We are a non-profit and operate our clinic to offer affordable prices and still pay our bills. We do NOT use old equipment or cheap materials to save money; instead we do up to 35 surgeries per day (and 12,000 a year!) so our surgical process is streamlined and efficient. Also, since we offer only spay-neuter surgeries and limited vaccines, we do not need to carry other equipment, medicines or staffing that a full-service vet clinic would require.
- What else does the Central Oklahoma Humane Society do?
The Central Oklahoma Humane Society (OK Humane) is committed to ending needless euthanasia in Central Oklahoma. OK Humane works in collaboration with the Oklahoma City Animal Welfare Division in our Adoption Program, the Community Cat Program and the ASPCA Partnership.
- What is the Humane Alliance?
The Humane Alliance is a spay-neuter clinic located in Asheville, NC. They have been operating a high-volume spay/neuter clinic for over 25 years and performed over 130,000 surgeries. With sponsorship from PetSmart Charities and the ASPCA, Humane Alliance developed the National Spay-Neuter Response Team (NSNRT) to mentor organizations in cities all over the country open high-volume clinics. The OK Humane Place Clinic is proud to be one of over 50 clinics part of the NSNRT.
Still have questions?
- I want my children to see the miracle of birth.
Children may learn about the birthing process in far simpler and less costly ways. Plenty of books, videotapes, CDs, and DVDs are available that portray the miracle of birth in a wide range of animals, providing a far greater appreciation of the process than can be gained through watching a single dog or cat deliver a single litter. Maybe even try a visit to a farm or a zoo if you’re interested in seeing a live delivery. Do your part by having your pet spayed or neutered. You’ll be saving more than just one life!
- If I find homes for my pets’ litters then I won’t contribute to the problem, right?
Wrong. Only a certain number of people want pets. So every home you find for your pet’s offspring takes away a home from a loving animal already at a shelter.
- Doesn’t spaying and neutering interfere with nature?
Domesticated dogs and cats are completely dependent on humans. It’s our responsibility as their guardians to make sure the number of companion animals born doesn’t exceed the number of available homes.

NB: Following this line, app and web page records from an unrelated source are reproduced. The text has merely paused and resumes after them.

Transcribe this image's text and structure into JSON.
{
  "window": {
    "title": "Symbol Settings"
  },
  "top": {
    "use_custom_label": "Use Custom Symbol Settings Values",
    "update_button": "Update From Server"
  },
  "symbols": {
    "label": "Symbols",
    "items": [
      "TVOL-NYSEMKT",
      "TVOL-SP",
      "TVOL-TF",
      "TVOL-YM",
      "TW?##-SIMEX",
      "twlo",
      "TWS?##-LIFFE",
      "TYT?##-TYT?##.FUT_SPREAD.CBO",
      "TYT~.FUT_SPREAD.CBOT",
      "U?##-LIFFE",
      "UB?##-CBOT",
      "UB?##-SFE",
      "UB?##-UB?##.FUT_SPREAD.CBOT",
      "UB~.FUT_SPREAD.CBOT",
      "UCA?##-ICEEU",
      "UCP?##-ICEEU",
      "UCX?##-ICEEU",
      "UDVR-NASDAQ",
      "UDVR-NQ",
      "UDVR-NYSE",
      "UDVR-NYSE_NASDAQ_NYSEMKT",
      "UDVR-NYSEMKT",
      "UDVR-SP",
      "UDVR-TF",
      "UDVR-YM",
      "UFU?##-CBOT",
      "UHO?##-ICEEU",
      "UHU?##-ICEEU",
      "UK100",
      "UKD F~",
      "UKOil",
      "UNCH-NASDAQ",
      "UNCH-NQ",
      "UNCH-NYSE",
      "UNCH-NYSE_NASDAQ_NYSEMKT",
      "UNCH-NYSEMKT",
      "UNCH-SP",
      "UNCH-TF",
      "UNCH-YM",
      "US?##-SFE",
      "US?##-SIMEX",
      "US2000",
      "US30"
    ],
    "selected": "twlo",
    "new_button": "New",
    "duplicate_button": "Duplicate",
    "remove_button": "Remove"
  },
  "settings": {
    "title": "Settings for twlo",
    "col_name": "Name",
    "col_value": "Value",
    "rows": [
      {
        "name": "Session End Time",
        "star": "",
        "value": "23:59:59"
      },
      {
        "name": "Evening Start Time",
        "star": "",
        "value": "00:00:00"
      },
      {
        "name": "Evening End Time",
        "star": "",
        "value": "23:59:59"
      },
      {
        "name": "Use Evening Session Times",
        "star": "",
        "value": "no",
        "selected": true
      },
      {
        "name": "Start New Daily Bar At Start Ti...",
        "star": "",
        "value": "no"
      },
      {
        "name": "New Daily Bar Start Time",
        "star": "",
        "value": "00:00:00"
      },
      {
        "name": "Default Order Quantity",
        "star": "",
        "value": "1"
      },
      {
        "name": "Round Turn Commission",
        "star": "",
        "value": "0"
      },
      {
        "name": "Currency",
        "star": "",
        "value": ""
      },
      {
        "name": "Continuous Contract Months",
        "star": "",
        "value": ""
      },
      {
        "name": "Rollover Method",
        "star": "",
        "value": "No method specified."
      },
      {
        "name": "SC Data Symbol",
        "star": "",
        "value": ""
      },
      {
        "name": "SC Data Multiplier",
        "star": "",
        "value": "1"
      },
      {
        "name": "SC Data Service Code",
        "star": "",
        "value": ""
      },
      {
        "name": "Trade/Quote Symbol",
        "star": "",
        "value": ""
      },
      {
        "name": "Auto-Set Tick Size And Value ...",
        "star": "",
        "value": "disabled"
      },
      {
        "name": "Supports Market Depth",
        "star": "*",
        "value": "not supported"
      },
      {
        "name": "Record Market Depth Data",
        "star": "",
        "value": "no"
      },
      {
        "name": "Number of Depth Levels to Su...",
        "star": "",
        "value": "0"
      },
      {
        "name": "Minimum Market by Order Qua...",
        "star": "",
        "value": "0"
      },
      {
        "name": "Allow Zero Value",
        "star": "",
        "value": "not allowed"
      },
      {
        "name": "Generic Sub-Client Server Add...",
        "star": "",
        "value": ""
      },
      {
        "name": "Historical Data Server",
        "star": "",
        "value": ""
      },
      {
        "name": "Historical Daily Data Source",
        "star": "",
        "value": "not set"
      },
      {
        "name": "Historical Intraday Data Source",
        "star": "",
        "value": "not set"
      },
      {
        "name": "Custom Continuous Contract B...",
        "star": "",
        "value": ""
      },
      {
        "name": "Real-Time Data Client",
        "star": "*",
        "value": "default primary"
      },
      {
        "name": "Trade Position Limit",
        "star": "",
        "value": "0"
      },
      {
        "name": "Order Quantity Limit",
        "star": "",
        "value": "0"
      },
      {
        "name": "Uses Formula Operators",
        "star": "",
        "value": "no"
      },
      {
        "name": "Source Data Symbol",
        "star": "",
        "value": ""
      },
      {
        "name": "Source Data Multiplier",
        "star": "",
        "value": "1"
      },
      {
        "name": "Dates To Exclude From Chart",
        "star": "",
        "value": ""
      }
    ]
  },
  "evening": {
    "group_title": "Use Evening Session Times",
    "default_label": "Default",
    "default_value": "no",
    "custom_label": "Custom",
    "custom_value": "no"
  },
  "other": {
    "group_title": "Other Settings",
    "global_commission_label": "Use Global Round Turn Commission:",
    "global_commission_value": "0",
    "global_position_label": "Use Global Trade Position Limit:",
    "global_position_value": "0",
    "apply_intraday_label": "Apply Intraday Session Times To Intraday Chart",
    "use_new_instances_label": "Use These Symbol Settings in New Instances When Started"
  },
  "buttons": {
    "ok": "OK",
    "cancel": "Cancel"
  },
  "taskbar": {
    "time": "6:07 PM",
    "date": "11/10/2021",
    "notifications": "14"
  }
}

- Should my female dog be allowed to have one litter?
There’s no reason for a female dog to have even one litter. It won’t make her a better companion, and it will increase the likelihood that she will develop mammary cancer. Spaying a dog before she goes into heat even once greatly reduces the risk of her developing mammary cancer.
- Will spaying or neutering make my pet fat?
Removing the ovaries or testicles does affect metabolism. For this reason, spayed or neutered pets will tend to put on weight more easily if permitted to overeat. The important phrase here is “if permitted to overeat.” The diet of every cat and dog should be carefully regulated to prevent him/her from becoming overweight.
- Will it change my pet’s intelligence or disposition?
Only for the better. Spaying and neutering have no effect on intelligence. Most spayed and neutered pets tend to be gentler and more affectionate. They become less interested in other animals and spend more time interacting with their owners.
- When should my pet have the operation?
Generally speaking, as early as possible. Pets don’t understand the concept of “planned parenthood” and as soon as your pet becomes sexually mature, he/she is capable of producing a potentially unwanted litter. Although traditionally veterinarians have recommended spaying/neutering around 6 months of age, prepubertal (8 to 12 weeks of age) spaying/neutering has gained increasing support among veterinarians. Most veterinarians recommend that females be spayed before their first estrus or “heat” period to maximize the procedure’s cancer-sparing benefits. Because all pets are individuals, talk to your veterinarian about the best time to neuter your particular pet.
- Is the operation painful?
Spaying or neutering is performed under general anesthesia and, therefore, your pet does not feel pain during the procedure. After surgery there may be some discomfort, but this is part of the normal healing process, does not last long, and can be controlled with medication.